The Android Developer Blog post announcing the developer beta confirmed a heavy emphasis on boosting privacy in Android Q, a focus that was reaffirmed in the Google IO 2019 keynote.
Users will have more control over app access to location info, shared files and repositories like Photos and Videos. Another helpful change: instead of apps automatically switching focus when they have an Activity in the background (like an alarm or call), appmakers can opt to send high-priority notifications first.
Android Q beta 3 also introduced a new feature Scoped Storage which allows users to control how apps access external storage (say, in a MicroSD card). It will also better protect users from being identified by restricting access to non-resettable device identifiers, like your phone’s serial number and/or IMEI, and randomizing its MAC address when connected to different Wi-Fi networks.
These might be some of the most onerous changes for developers in Android Q, which is why, as the Android Developers Blog post reads: “We are bringing these changes to you early, so you can have as much time as possible to prepare.”
Android Q has some particular tricks up its sleeve for 5G. New APIs will enable apps to detect user connection rate and latency, as well as detect if the connection is metered.
This will give developers more refined control over how much data to send to users, especially when they have poorer connections or have data-downloading limits.
Developer tools for apps: system settings, connectivity, media and more
Developers will be able to show contextually-important system settings within their apps, which harnesses the ‘Slices’ feature that came in Android 9 Pie. So instead of having to navigate to Settings to switch on Airplane Mode or toggle Wi-Fi or Mobile Data on/off, say, you’ll be able to do that right within your mobile browser.
There are also tweaks to connectivity, including ‘adaptive Wi-Fi’ that enables high performance/low latency modes, which would be useful for things like online gaming or voice calls.
Like all the depth and blur in Pixel camera software? In Android Q, apps can request depth data (JPEG + XMP metadata + depth and confidence map) to, say, offer “specialized blurs and bokeh options in your app,” as the Android post suggests. “You can even use the data to create 3D images or support AR photography use-cases in the future.”

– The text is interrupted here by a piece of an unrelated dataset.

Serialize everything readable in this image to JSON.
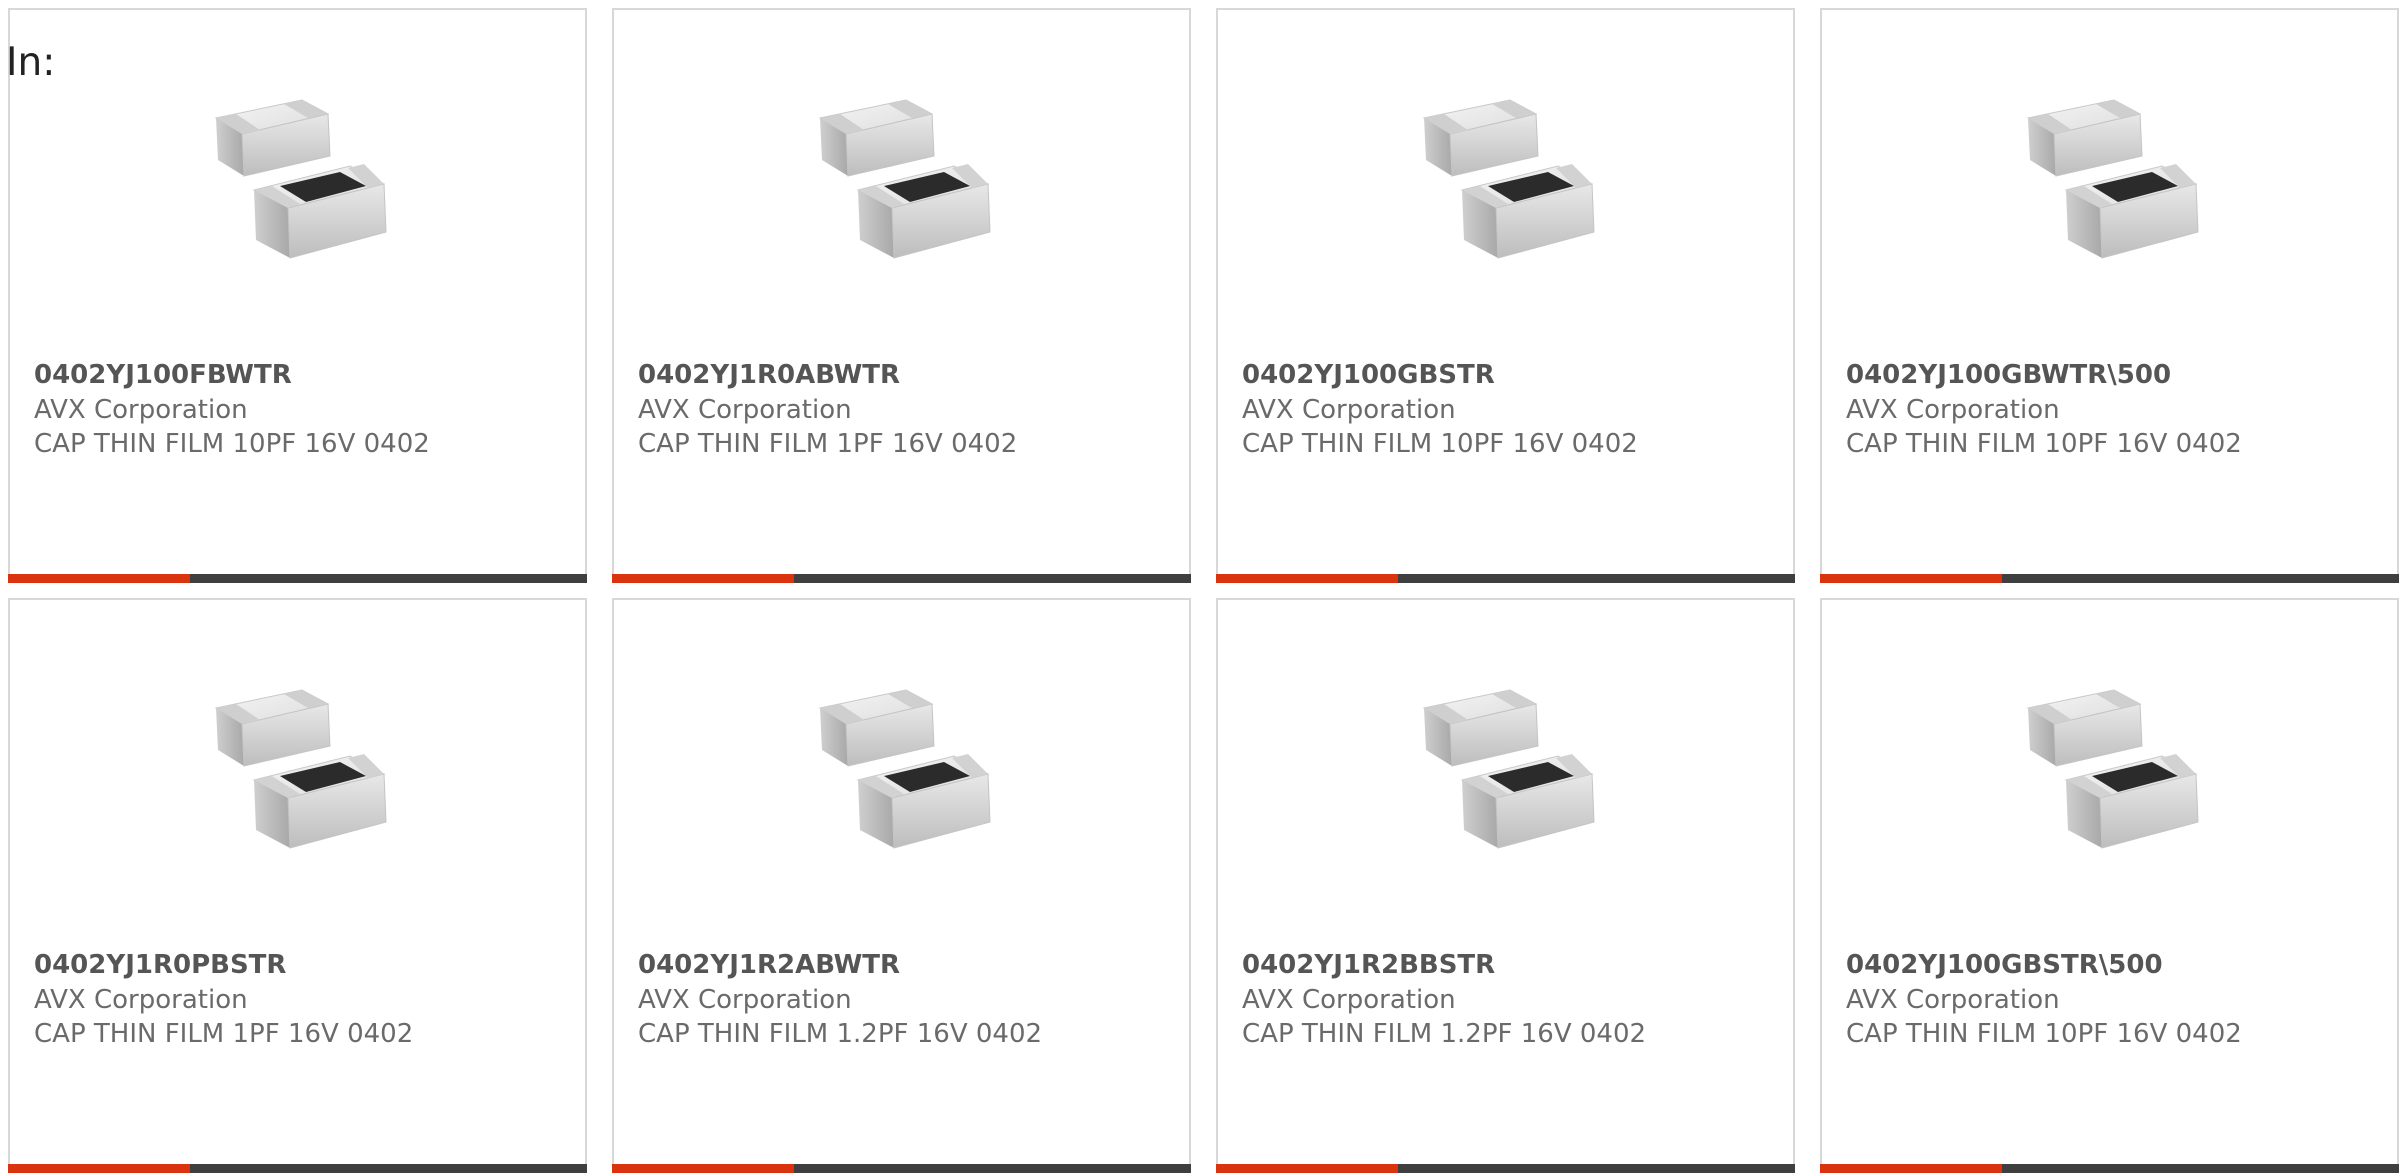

Android Q will also support more multimedia codecs: AV1 to let media providers stream high-quality video, Opus for audio encoding, and HDR10+ for high dynamic range video “on devices that support it” like, say, the Samsung Galaxy S10 family.

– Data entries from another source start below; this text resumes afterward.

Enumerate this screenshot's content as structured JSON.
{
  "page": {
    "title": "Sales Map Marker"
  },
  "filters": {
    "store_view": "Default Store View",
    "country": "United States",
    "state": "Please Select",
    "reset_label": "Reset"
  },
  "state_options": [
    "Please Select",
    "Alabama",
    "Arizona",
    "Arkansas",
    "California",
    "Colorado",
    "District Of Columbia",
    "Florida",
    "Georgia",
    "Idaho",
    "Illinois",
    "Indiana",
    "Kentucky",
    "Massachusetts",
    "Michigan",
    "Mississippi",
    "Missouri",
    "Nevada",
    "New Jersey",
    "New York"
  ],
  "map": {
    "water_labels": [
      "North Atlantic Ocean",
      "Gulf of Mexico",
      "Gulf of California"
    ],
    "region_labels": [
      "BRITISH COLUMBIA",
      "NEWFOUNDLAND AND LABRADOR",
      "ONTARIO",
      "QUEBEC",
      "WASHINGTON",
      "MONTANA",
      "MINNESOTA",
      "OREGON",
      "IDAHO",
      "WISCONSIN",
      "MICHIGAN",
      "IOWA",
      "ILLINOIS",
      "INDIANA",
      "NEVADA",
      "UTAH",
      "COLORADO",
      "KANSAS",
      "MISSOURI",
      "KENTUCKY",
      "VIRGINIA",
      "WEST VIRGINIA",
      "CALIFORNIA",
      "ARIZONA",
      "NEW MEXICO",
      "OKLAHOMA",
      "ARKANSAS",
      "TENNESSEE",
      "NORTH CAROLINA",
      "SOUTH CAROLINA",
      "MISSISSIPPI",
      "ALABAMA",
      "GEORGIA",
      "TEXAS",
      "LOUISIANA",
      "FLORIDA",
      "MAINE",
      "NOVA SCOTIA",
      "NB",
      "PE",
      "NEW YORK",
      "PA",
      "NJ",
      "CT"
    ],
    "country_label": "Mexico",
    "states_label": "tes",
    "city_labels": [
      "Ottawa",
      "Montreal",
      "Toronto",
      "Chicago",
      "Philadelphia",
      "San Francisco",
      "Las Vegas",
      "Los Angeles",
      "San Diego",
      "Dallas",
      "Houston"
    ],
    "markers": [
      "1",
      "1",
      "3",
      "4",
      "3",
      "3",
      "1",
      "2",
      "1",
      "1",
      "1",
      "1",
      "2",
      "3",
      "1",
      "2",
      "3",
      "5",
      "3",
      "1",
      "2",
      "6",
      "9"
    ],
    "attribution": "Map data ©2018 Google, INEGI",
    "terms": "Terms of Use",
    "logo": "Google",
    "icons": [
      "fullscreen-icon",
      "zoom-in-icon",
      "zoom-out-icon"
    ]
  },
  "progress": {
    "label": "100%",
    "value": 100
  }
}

Face ID-style authentication for logins and purchases
Another dive into the developer build XDA Developers acquired revealed the OS might get a feature iOS users have bragged about for awhile: Face ID. The next version of Android might support phones packing the hardware to use facial scans for authentication.
It’s unclear just how it will work, or if it would combine sensor readings for a comprehensive scan of facial features. But we did get hints via error codes in one of the OS’ APK, which variably tell the user to move the phone in different directions for the device to get a better look at their face.
Other strings of code found by XDA are also promising, like one that blatantly informs users they can “Use your face to unlock your phone, authorize purchases, or sign in to apps.”
Whether phones will be able to use Face ID is another story: they need to have the hardware installed whether that’s sensors or the right specs – for the feature to work.
Goodbye back button, hello (only to) gesture controls
While recent Android phones from different brands have tried to push their own gesture controls for years, the OS has always kept its static three-button navigation as an option. Those days might be at an end as that XDA preview build showed only gesture controls, per Tom’s Guide.
From the looks of it, users may only be able to use the navigation system present in the Google Pixel 3: a small pill at the bottom of the screen that you can swipe in the cardinal directions to get around.
It’s key to note that Android allows brands to develop their own navigation methods and systems to go along with their overlays, so it’s very unlikely that this will be the only way to navigate. This build is also a bit out of date, so who knows if something as integral as OS movement would be finalized that far out..